FARGO — The curtain may be closing for the Fargo-Moorhead Community Theatre in Fargo’s Island Park.
According to representatives on both sides, the FMCT would lease out Heritage Hall, which is currently used for exhibits. The move would give Moorhead another tenant in the Hjemkomst Center, 202 First Ave. N., and give FMCT a new home with benefits.
“I’d heard FMCT was looking for a new home and I thought this would be unique space,” Moorhead Mayor Shelly Carlson says.
“What an amazing idea. It’s so iconic,” says Judy Lewis, executive director of the FMCT. “It’s so exciting.”
Lewis says the call came on Valentine’s Day, less than a week after Carlson was sworn in as mayor. Heritage Hall would be set up with a stage at either end of the room — a bigger one for FMCT productions, and a smaller stage on the opposite end for smaller community shows, like intimate concerts, plays or readings.
The need for a new space was prompted by a structural fault in the FMCT’s roof, found in December 2019, that prompted an evacuation of the Island Park facility. FMCT leaders planned to use the repair time for a larger renovation, including possibly expanding the theater’s footprint into the park, but a drawn-out fight with its insurance company over a settlement has left any developments stalled.
Lewis says she’s waiting on a final ruling from the insurer to come at the end of April, after which she will approach donors to see what their final budget will be and decide which facility will be the focus.
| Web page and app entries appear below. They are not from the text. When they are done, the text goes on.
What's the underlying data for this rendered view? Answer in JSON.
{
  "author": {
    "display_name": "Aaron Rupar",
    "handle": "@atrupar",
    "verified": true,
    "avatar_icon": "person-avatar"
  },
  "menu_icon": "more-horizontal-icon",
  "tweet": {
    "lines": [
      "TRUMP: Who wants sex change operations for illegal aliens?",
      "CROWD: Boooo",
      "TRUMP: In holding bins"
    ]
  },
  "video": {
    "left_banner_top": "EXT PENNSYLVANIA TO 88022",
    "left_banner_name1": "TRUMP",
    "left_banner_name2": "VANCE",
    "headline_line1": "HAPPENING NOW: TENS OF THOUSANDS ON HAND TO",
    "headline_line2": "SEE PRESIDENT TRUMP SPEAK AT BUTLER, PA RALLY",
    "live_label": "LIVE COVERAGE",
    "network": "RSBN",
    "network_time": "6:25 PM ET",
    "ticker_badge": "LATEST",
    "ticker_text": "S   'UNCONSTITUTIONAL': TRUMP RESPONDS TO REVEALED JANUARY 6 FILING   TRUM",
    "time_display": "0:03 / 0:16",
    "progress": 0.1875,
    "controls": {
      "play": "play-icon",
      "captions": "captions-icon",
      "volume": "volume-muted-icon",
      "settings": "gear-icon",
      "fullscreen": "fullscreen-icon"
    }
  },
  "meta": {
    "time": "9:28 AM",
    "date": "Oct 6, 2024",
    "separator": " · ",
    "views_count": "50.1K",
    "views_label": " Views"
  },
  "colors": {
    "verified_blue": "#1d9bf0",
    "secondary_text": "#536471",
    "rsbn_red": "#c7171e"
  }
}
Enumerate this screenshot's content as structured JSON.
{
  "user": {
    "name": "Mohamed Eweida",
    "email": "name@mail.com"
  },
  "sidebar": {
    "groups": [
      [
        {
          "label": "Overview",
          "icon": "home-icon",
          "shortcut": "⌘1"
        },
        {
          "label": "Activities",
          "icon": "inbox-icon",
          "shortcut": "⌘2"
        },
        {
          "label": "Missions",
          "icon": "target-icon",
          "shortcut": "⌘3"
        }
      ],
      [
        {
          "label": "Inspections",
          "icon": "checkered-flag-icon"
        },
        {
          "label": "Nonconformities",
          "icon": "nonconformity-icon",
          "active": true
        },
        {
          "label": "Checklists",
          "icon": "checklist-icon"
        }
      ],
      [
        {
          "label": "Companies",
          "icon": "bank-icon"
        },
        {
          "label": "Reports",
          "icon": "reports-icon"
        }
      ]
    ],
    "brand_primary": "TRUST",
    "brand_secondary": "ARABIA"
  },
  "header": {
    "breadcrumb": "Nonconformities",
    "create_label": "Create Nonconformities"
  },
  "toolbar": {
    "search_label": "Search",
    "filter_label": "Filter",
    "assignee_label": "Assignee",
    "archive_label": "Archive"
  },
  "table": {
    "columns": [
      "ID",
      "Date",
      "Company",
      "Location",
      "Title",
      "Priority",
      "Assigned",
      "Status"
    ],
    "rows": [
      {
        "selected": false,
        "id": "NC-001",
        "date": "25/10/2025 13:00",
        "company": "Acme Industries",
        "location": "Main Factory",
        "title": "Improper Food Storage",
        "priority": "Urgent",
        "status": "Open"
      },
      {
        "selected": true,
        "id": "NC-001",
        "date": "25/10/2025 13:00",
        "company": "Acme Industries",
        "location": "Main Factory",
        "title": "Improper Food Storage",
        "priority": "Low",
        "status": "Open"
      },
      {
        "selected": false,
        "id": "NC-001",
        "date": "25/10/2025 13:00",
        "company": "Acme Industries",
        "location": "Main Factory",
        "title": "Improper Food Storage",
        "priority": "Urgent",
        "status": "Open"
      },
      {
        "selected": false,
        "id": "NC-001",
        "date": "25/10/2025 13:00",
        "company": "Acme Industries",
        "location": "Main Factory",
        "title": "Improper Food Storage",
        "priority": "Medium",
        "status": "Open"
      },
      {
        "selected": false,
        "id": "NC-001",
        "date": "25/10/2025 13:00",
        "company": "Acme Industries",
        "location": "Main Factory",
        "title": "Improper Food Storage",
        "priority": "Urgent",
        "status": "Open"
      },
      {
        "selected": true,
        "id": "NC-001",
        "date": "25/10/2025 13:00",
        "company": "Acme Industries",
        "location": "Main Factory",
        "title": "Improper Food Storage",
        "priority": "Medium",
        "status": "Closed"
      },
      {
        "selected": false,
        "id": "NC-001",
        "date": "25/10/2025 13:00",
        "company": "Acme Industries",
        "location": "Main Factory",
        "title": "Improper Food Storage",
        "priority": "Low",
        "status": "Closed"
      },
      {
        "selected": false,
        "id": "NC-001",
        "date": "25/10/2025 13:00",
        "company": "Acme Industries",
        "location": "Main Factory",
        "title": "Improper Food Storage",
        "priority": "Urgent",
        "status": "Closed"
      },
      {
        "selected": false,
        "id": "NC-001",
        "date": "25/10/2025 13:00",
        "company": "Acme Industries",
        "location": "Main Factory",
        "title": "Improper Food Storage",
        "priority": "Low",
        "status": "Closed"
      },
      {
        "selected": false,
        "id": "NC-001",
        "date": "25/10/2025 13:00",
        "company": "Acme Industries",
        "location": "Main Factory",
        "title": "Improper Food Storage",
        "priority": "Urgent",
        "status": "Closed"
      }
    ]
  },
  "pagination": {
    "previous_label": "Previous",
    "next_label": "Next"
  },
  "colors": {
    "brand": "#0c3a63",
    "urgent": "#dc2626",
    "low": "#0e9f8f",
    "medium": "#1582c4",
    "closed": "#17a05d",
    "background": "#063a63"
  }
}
The FMCT board of directors already voted in favor of moving to the Hjemkomst.
If the judgment is substantial, Lewis said FMCT would seek potential donations to renovate and make the Island Park space home for main productions and use Heritage Hall in Moorhead as a black box — or experimental — theater, as well as for kids’ and educational performances.
“That is just a giant win for all of Fargo-Moorhead,” Lewis says.
If a smaller judgment is awarded, FMCT would move its main shows to the Hjemkomst. She plans to walk through the space on Tuesday, April 20, with electricians to make sure Heritage Hall could provide the power needed for productions.
Lewis says it will take $7.5 million just to get the Island Park venue a certificate of occupancy, and a larger renovation would cost $13 million. Plans to expand the building’s existing footprint into the park have been abandoned, but if FMCT stays at its current site, it would be required to pave a roadway around the building to provide access for emergency vehicles.
FMCT’s arrangement would be similar to the Historic and Cultural Society of Clay County, which is also housed in the Hjemkomst Center. FMCT would sign a lease, pay rent and cover expenses to make Heritage Hall a suitable theater space.
Heritage Hall, which is about 7,130 square feet, would hold about 300 seats with the potential to reconfigure to about 400. The smaller community stage would have seating for about 100. The current FMCT space in Island Park seats about 340.
Lewis says the Hjemkomst parking lot can hold 189 vehicles, more than double what is currently available across Fourth Street South from the Island park theater, where patrons park in the Dike East parking lot owned by Fargo Park District.
Lewis says no matter where its main stage is, the company won’t totally leave Fargo.
“We’ll always be in Fargo,” she says. “This is just a chance to really stress the community part of the theater. I don’t think we should ever leave that space. With the money we get, we’ll make something beautiful the public will love in that space.”
FMCT had planned a “Raise the Roof” capital campaign, with a goal of $12 million, but as an insurance settlement dragged on, the project never got off the ground, partially by design.
“None of that happened the way that should have happened,” Lewis says. “We told donors to sit tight.”
Moorhead City Manager Dan Mahli says a possible FMCT presence in the Hjemkomst Center fits perfectly into Moorhead’s master plan.
“That’s what a community center really is,” he says.
FMCT’s 2021-22 season will be announced within the next month, and Lewis expects performances will be held at the Hjemkomst.
“Coming out of COVID-19, people are desperate to seek experiences,” she says, citing the success of Mary’s Tunnel, a long arc of lights in Viking Ship Park that attracted many visitors to the grounds of the Hjemkomst earlier this year who then posted selfies with friends and families on social media.
“Having FMCT would create an experience here people would come to Moorhead for,” Carlson says. “I hope this will ignite more restaurants like Rustica to come to the downtown area. I see it bringing in a ton of people to Moorhead. We’re going to be the epicenter for the arts.”